That’s why I look at the sims, for instance, and frown. If the trade off was Jones for a World Series, I would take it — I think any of us would. It’s not that certain, of course. But if the team’s really only going to win 88 games with Bedard and miss the playoffs, or if they’re going to finish much worse than that, the long-term tradeoff isn’t worth it.
To return to the sims, for a second — I’m as inclined as anyone to look at results like that and dismiss them, but I want to be able to have a good reason to. I don’t. ZiPS projections are pretty good — last year they ran alongside PECOTA. I can argue why I think some of them are off, but as a system, it’s tough to argue with the results.
And when I took a swing at coming up with runs scored/allowed numbers for the team and putting that into wins, there are points where I could say “there’s a pretty large margin for variation here” but it was for both good and bad, and taking only the good isn’t reasonable. Lopez might resume his growth as a hitter, but maybe Sexson doesn’t bounce back at all. Ibanez might be healthy, able to run better and hit well, and Washburn could be bothered by his elbow and have a bad year. I don’t see the team is all potential for improvement, or all candidates for collapse.
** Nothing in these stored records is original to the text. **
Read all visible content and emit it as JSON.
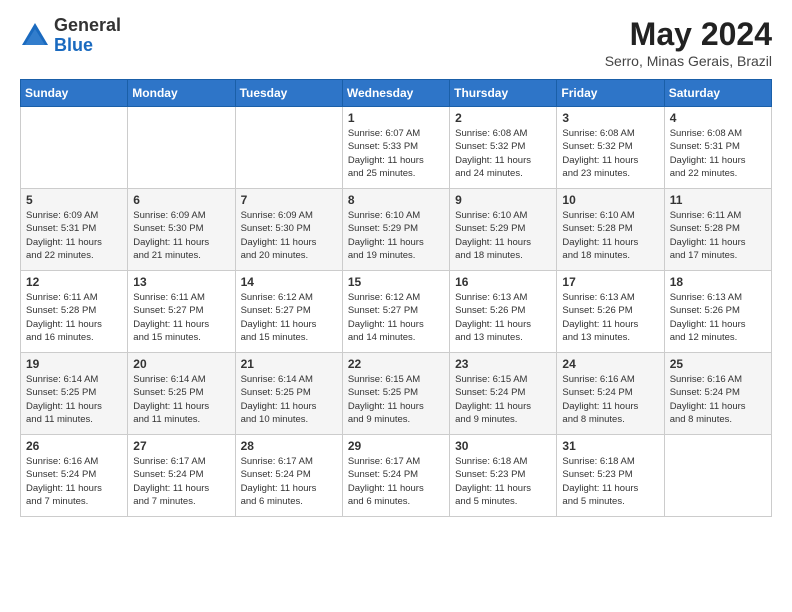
{
  "header": {
    "logo": {
      "general": "General",
      "blue": "Blue"
    },
    "title": "May 2024",
    "location": "Serro, Minas Gerais, Brazil"
  },
  "weekdays": [
    "Sunday",
    "Monday",
    "Tuesday",
    "Wednesday",
    "Thursday",
    "Friday",
    "Saturday"
  ],
  "weeks": [
    [
      {
        "day": "",
        "info": ""
      },
      {
        "day": "",
        "info": ""
      },
      {
        "day": "",
        "info": ""
      },
      {
        "day": "1",
        "info": "Sunrise: 6:07 AM\nSunset: 5:33 PM\nDaylight: 11 hours\nand 25 minutes."
      },
      {
        "day": "2",
        "info": "Sunrise: 6:08 AM\nSunset: 5:32 PM\nDaylight: 11 hours\nand 24 minutes."
      },
      {
        "day": "3",
        "info": "Sunrise: 6:08 AM\nSunset: 5:32 PM\nDaylight: 11 hours\nand 23 minutes."
      },
      {
        "day": "4",
        "info": "Sunrise: 6:08 AM\nSunset: 5:31 PM\nDaylight: 11 hours\nand 22 minutes."
      }
    ],
    [
      {
        "day": "5",
        "info": "Sunrise: 6:09 AM\nSunset: 5:31 PM\nDaylight: 11 hours\nand 22 minutes."
      },
      {
        "day": "6",
        "info": "Sunrise: 6:09 AM\nSunset: 5:30 PM\nDaylight: 11 hours\nand 21 minutes."
      },
      {
        "day": "7",
        "info": "Sunrise: 6:09 AM\nSunset: 5:30 PM\nDaylight: 11 hours\nand 20 minutes."
      },
      {
        "day": "8",
        "info": "Sunrise: 6:10 AM\nSunset: 5:29 PM\nDaylight: 11 hours\nand 19 minutes."
      },
      {
        "day": "9",
        "info": "Sunrise: 6:10 AM\nSunset: 5:29 PM\nDaylight: 11 hours\nand 18 minutes."
      },
      {
        "day": "10",
        "info": "Sunrise: 6:10 AM\nSunset: 5:28 PM\nDaylight: 11 hours\nand 18 minutes."
      },
      {
        "day": "11",
        "info": "Sunrise: 6:11 AM\nSunset: 5:28 PM\nDaylight: 11 hours\nand 17 minutes."
      }
    ],
    [
      {
        "day": "12",
        "info": "Sunrise: 6:11 AM\nSunset: 5:28 PM\nDaylight: 11 hours\nand 16 minutes."
      },
      {
        "day": "13",
        "info": "Sunrise: 6:11 AM\nSunset: 5:27 PM\nDaylight: 11 hours\nand 15 minutes."
      },
      {
        "day": "14",
        "info": "Sunrise: 6:12 AM\nSunset: 5:27 PM\nDaylight: 11 hours\nand 15 minutes."
      },
      {
        "day": "15",
        "info": "Sunrise: 6:12 AM\nSunset: 5:27 PM\nDaylight: 11 hours\nand 14 minutes."
      },
      {
        "day": "16",
        "info": "Sunrise: 6:13 AM\nSunset: 5:26 PM\nDaylight: 11 hours\nand 13 minutes."
      },
      {
        "day": "17",
        "info": "Sunrise: 6:13 AM\nSunset: 5:26 PM\nDaylight: 11 hours\nand 13 minutes."
      },
      {
        "day": "18",
        "info": "Sunrise: 6:13 AM\nSunset: 5:26 PM\nDaylight: 11 hours\nand 12 minutes."
      }
    ],
    [
      {
        "day": "19",
        "info": "Sunrise: 6:14 AM\nSunset: 5:25 PM\nDaylight: 11 hours\nand 11 minutes."
      },
      {
        "day": "20",
        "info": "Sunrise: 6:14 AM\nSunset: 5:25 PM\nDaylight: 11 hours\nand 11 minutes."
      },
      {
        "day": "21",
        "info": "Sunrise: 6:14 AM\nSunset: 5:25 PM\nDaylight: 11 hours\nand 10 minutes."
      },
      {
        "day": "22",
        "info": "Sunrise: 6:15 AM\nSunset: 5:25 PM\nDaylight: 11 hours\nand 9 minutes."
      },
      {
        "day": "23",
        "info": "Sunrise: 6:15 AM\nSunset: 5:24 PM\nDaylight: 11 hours\nand 9 minutes."
      },
      {
        "day": "24",
        "info": "Sunrise: 6:16 AM\nSunset: 5:24 PM\nDaylight: 11 hours\nand 8 minutes."
      },
      {
        "day": "25",
        "info": "Sunrise: 6:16 AM\nSunset: 5:24 PM\nDaylight: 11 hours\nand 8 minutes."
      }
    ],
    [
      {
        "day": "26",
        "info": "Sunrise: 6:16 AM\nSunset: 5:24 PM\nDaylight: 11 hours\nand 7 minutes."
      },
      {
        "day": "27",
        "info": "Sunrise: 6:17 AM\nSunset: 5:24 PM\nDaylight: 11 hours\nand 7 minutes."
      },
      {
        "day": "28",
        "info": "Sunrise: 6:17 AM\nSunset: 5:24 PM\nDaylight: 11 hours\nand 6 minutes."
      },
      {
        "day": "29",
        "info": "Sunrise: 6:17 AM\nSunset: 5:24 PM\nDaylight: 11 hours\nand 6 minutes."
      },
      {
        "day": "30",
        "info": "Sunrise: 6:18 AM\nSunset: 5:23 PM\nDaylight: 11 hours\nand 5 minutes."
      },
      {
        "day": "31",
        "info": "Sunrise: 6:18 AM\nSunset: 5:23 PM\nDaylight: 11 hours\nand 5 minutes."
      },
      {
        "day": "",
        "info": ""
      }
    ]
  ]
}
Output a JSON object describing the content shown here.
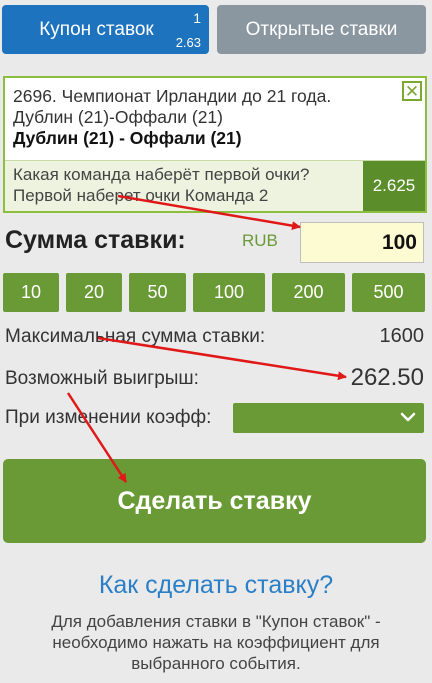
{
  "tabs": {
    "coupon": {
      "label": "Купон ставок",
      "count": "1",
      "odds": "2.63"
    },
    "open": {
      "label": "Открытые ставки"
    }
  },
  "event": {
    "league": "2696. Чемпионат Ирландии до 21 года.",
    "teams_line": "Дублин (21)-Оффали (21)",
    "match": "Дублин (21) - Оффали (21)",
    "close_symbol": "✕",
    "market_question": "Какая команда наберёт первой очки?",
    "market_selection": "Первой наберет очки Команда 2",
    "odds": "2.625"
  },
  "stake": {
    "label": "Сумма ставки:",
    "currency": "RUB",
    "value": "100"
  },
  "quick_amounts": [
    "10",
    "20",
    "50",
    "100",
    "200",
    "500"
  ],
  "info": {
    "max_label": "Максимальная сумма ставки:",
    "max_value": "1600",
    "win_label": "Возможный выигрыш:",
    "win_value": "262.50",
    "odds_change_label": "При изменении коэфф:",
    "odds_change_value": ""
  },
  "place_bet_label": "Сделать ставку",
  "help": {
    "title": "Как сделать ставку?",
    "description": "Для добавления ставки в \"Купон ставок\" - необходимо нажать на коэффициент для выбранного события."
  },
  "colors": {
    "primary_green": "#6a9a35",
    "tab_blue": "#1e73be",
    "tab_gray": "#8a97a0",
    "link_blue": "#2a7fc7",
    "input_yellow": "#fdfbd2",
    "arrow_red": "#e01818"
  }
}
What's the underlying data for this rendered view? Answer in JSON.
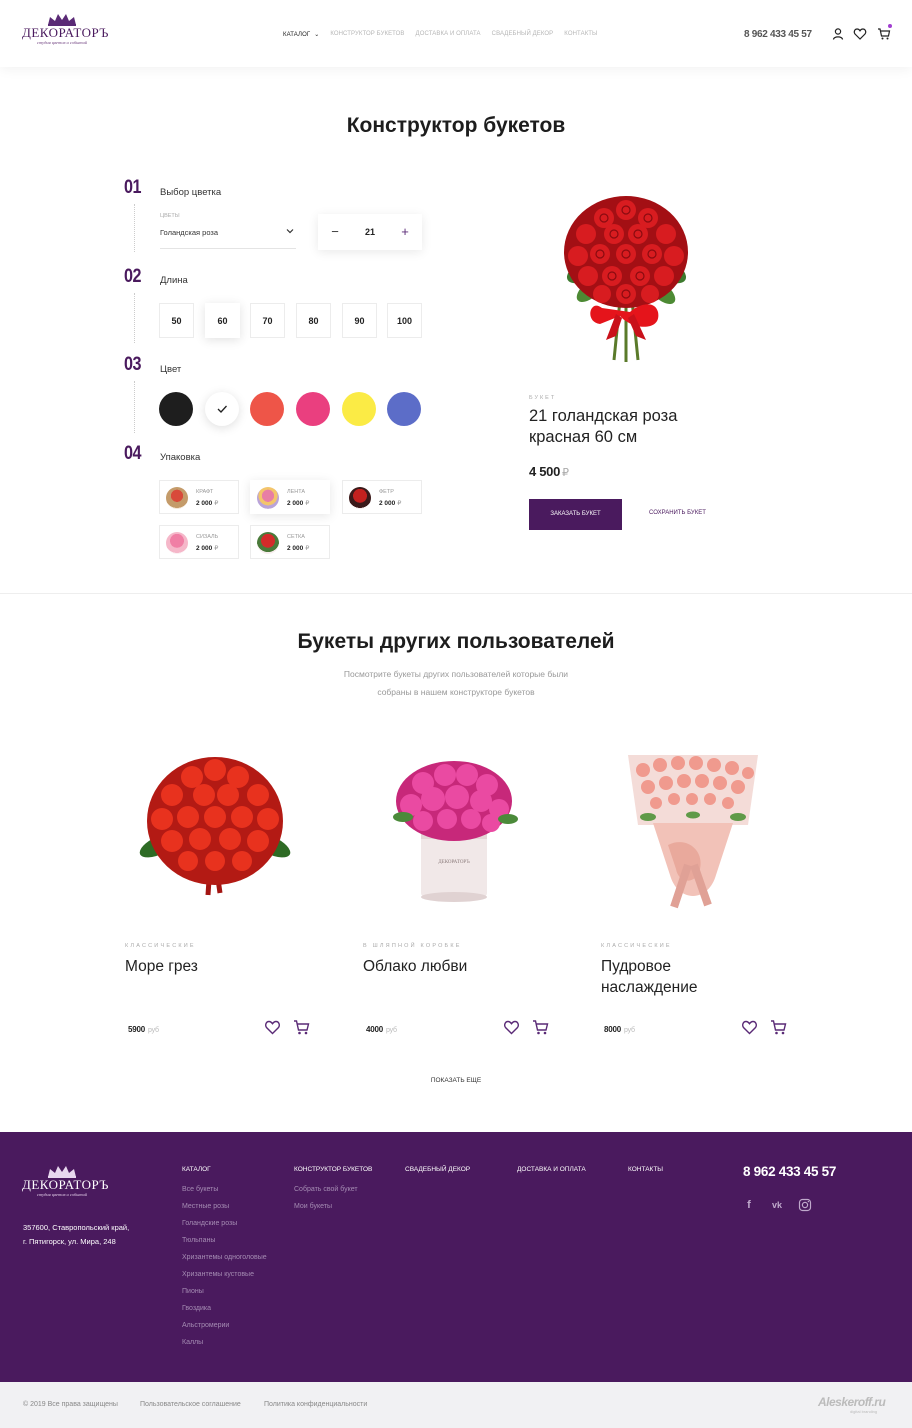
{
  "brand": {
    "name": "ДЕКОРАТОРЪ",
    "tagline": "студия цветов и событий"
  },
  "nav": {
    "items": [
      {
        "label": "КАТАЛОГ"
      },
      {
        "label": "КОНСТРУКТОР БУКЕТОВ"
      },
      {
        "label": "ДОСТАВКА И ОПЛАТА"
      },
      {
        "label": "СВАДЕБНЫЙ ДЕКОР"
      },
      {
        "label": "КОНТАКТЫ"
      }
    ],
    "phone": "8 962 433 45 57",
    "icons": [
      "user-icon",
      "heart-icon",
      "cart-icon"
    ]
  },
  "constructor": {
    "title": "Конструктор букетов",
    "steps": [
      {
        "num": "01",
        "label": "Выбор цветка"
      },
      {
        "num": "02",
        "label": "Длина"
      },
      {
        "num": "03",
        "label": "Цвет"
      },
      {
        "num": "04",
        "label": "Упаковка"
      }
    ],
    "flower_select": {
      "label": "ЦВЕТЫ",
      "value": "Голандская роза"
    },
    "quantity": "21",
    "lengths": [
      "50",
      "60",
      "70",
      "80",
      "90",
      "100"
    ],
    "selected_length": "60",
    "colors": [
      {
        "name": "black",
        "hex": "#1e1e1e"
      },
      {
        "name": "white",
        "hex": "#ffffff"
      },
      {
        "name": "red",
        "hex": "#ee5548"
      },
      {
        "name": "pink",
        "hex": "#ea3f7f"
      },
      {
        "name": "yellow",
        "hex": "#fbeb45"
      },
      {
        "name": "blue",
        "hex": "#5c6dc8"
      }
    ],
    "selected_color": "white",
    "packaging": [
      {
        "name": "КРАФТ",
        "price": "2 000",
        "currency": "₽"
      },
      {
        "name": "ЛЕНТА",
        "price": "2 000",
        "currency": "₽"
      },
      {
        "name": "ФЕТР",
        "price": "2 000",
        "currency": "₽"
      },
      {
        "name": "СИЗАЛЬ",
        "price": "2 000",
        "currency": "₽"
      },
      {
        "name": "СЕТКА",
        "price": "2 000",
        "currency": "₽"
      }
    ],
    "result": {
      "category": "БУКЕТ",
      "name": "21 голандская роза красная  60 см",
      "price": "4 500",
      "currency": "₽",
      "order_label": "ЗАКАЗАТЬ БУКЕТ",
      "save_label": "СОХРАНИТЬ БУКЕТ"
    }
  },
  "others": {
    "title": "Букеты других пользователей",
    "subtitle_line1": "Посмотрите букеты других пользователей которые были",
    "subtitle_line2": "собраны в нашем конструкторе букетов",
    "cards": [
      {
        "category": "КЛАССИЧЕСКИЕ",
        "name": "Море грез",
        "price": "5900",
        "currency": "руб"
      },
      {
        "category": "В ШЛЯПНОЙ КОРОБКЕ",
        "name": "Облако любви",
        "price": "4000",
        "currency": "руб"
      },
      {
        "category": "КЛАССИЧЕСКИЕ",
        "name": "Пудровое наслаждение",
        "price": "8000",
        "currency": "руб"
      }
    ],
    "show_more": "ПОКАЗАТЬ ЕЩЕ"
  },
  "footer": {
    "address_line1": "357600, Ставропольский край,",
    "address_line2": "г. Пятигорск, ул. Мира, 248",
    "columns": [
      {
        "title": "КАТАЛОГ",
        "links": [
          "Все букеты",
          "Местные розы",
          "Голандские розы",
          "Тюльпаны",
          "Хризантемы одноголовые",
          "Хризантемы кустовые",
          "Пионы",
          "Гвоздика",
          "Альстромерии",
          "Каллы"
        ]
      },
      {
        "title": "КОНСТРУКТОР БУКЕТОВ",
        "links": [
          "Собрать свой букет",
          "Мои букеты"
        ]
      },
      {
        "title": "СВАДЕБНЫЙ ДЕКОР",
        "links": []
      },
      {
        "title": "ДОСТАВКА И ОПЛАТА",
        "links": []
      },
      {
        "title": "КОНТАКТЫ",
        "links": []
      }
    ],
    "phone": "8 962 433 45 57",
    "social": [
      {
        "icon": "facebook-icon",
        "glyph": "f"
      },
      {
        "icon": "vk-icon",
        "glyph": "vk"
      },
      {
        "icon": "instagram-icon",
        "glyph": "◎"
      }
    ]
  },
  "bottom": {
    "copyright": "© 2019 Все права защищены",
    "agreement": "Пользовательское соглашение",
    "privacy": "Политика конфиденциальности",
    "brand": "Aleskeroff.ru",
    "brand_sub": "digital branding"
  }
}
The M’s almost certainly understand that given their runs allowed and runs scored numbers last year, their W-L record should have been worse than it was. But I’d bet, as some of our commenters have pointed out, that they’ve got a whole set of reasons why the win total is for real: the disaster starts, injuries, Rick White, veteran grit and clubhouse leadership. There’s a natural tendency to justify favorable luck as the product of things they did, while dismissing bad results as circumstance.
I don’t know what they think supports their belief that they can run with the Angels this year. I would bet they’re not running Diamond Mind sims with projection data, but they’ve certainly had organizational meetings over the winter where they came to agreement about all of this. And we know that they value players much differently than I do, and measure them on different criteria.
But knowing where a team is, and how it’s likely to do, is one of the most important things they can do well. A team that knows when to try to go all out to build a championship team that year or when to look to youth and a longer timeframe will do far better than one that does those things at the wrong times (and the last few years are filled with examples of the former).
I hope, for the M’s sake and my own as a fan, that whatever they’re thinking turns out to be correct this season, because they’re betting a huge chunk of the team’s future on their belief that the short-term improvement of Bedard is worth the long-term sacrifice. That I don’t see that that’s likely doesn’t mean it won’t happen, or that I’m not hoping they’re right.